The Cat Came Back
Hi there! This is a re-post about my neighbour’s cat, George, who disappeared a couple years ago and then returned, not unscathed but alive. Nowadays, George and his other feline housemate sleep contentedly under our full hazelnut bush. They’re both so happy to be there until I water the wildflowers in front of the bush without checking first to see if they’re napping. Water to napping cats is quite upsetting. I hope you have a really nice week. – Lori
Ever since I returned home from a trip to Puerto Vallarta last May, I’ve been a little blue. Before we left on our vacation, my feline friend, George, was helping me in the garden. I really enjoyed his company. In fact, I enjoyed him even more than when he came to assist me the spring before. That’s when George first came to live in our neighbourhood. Since his arrival I’ve grown quite attached to that cat.
How did he get to my neck of the woods? I suspect he was born locally as so many cats are. We don’t need to import them. There are an abundance of cats produced right here. Then, when he was sick and still only a few weeks old, someone left him on my neighbour’s back step, thin and wrapped in a blanket.
My neighbour has a really soft heart for animals. I think the dropper-off-er knew this and that’s why she was selected as the lucky winner of the Who Wants a Cat? draw.
Compassionately, my neighbour drove the cat to the veterinarian clinic where he was hooked up to an IV for a couple of days to ward off dehydration and infection. That fluffy kitten survived, was christened “George”, and then, when he was old enough, George came to my backyard to get to know me.
A Stealthy Hunter
George is a stealthy hunter of birds and a clever remover of belled collars. The afternoon I saw George up in the next door neighbour’s tree and lying on the roof of the birdhouse mounted there and waiting patiently for a feathered head to emerge, I called George’s owner.
“George is quite a hunter,” I told her and gently suggested, “Maybe he needs a bell on his collar to give the birds a fighting chance.”
The next day, George strolled into my yard sporting a collar with a bell. By suppertime, George had rubbed that collar right off.
But, the following day, he wore a brand new collar, a blue one with a larger bell. This, too, soon disappeared.
And in May, when I returned from Mexico, George had disappeared, as well. The backyard was a lonely place all summer and on into the fall. My heart felt heavy every time George crossed my mind.
The other day, my husband and I were working in our backyard. George’s owner swung into the back alley, jumped out of her car, and told us, “George came back!”
“When? How?” I wanted to know.
My neighbour explained that as she was doing dishes that Saturday evening, suddenly something started ramming her locked cat door, pushing on it hard from the outside. She undid the latch (something I might not have done as we have muskrats and skunks in the neighbourhood, and sometimes feral cats, too) and in came George!

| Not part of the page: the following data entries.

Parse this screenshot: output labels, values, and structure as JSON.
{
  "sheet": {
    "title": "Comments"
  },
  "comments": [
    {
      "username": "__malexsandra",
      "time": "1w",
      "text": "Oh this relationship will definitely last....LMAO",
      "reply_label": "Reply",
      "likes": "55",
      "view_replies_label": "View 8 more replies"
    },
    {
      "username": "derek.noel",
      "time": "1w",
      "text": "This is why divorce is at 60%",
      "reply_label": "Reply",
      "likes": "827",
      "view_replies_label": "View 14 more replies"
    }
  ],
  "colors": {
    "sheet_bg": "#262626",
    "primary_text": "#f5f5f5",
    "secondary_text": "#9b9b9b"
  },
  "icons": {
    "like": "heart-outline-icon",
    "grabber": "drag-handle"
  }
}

The poor little guy was worse for wear. He had been shot several times with BB pellets and he was starving. Before my neighbour began removing the pellets she could get at, she fed George. He gobbled the food and then began eating the plastic dish before my neighbour took it away. Then he threw up what he’d eaten.
When Thanksgiving weekend was over, my neighbour took George to the vet’s. He stayed there again on an IV drip to sustain him and the veterinarian dug out the remaining shotgun pellets from George’s skinny body.
“He doesn’t want to go outside now,” the neighbour confided. “He sleeps in his carrier and hasn’t moved around much. My husband’s going to build an outdoor run for him.”
I thought that was a really good idea. My heart is glad that George is back and, at the same time, it is sorrowful that the world is so darn hard on the creatures who roam it.
Thanks for reading! Drop by my site anytime. It’s nice having you here with me. ~ Lori
“The Cat Came Back” is a comic song written by Harry S. Miller in 1893. This short film is from Canada’s own National Film Board. It’s pretty dark! Give it a view.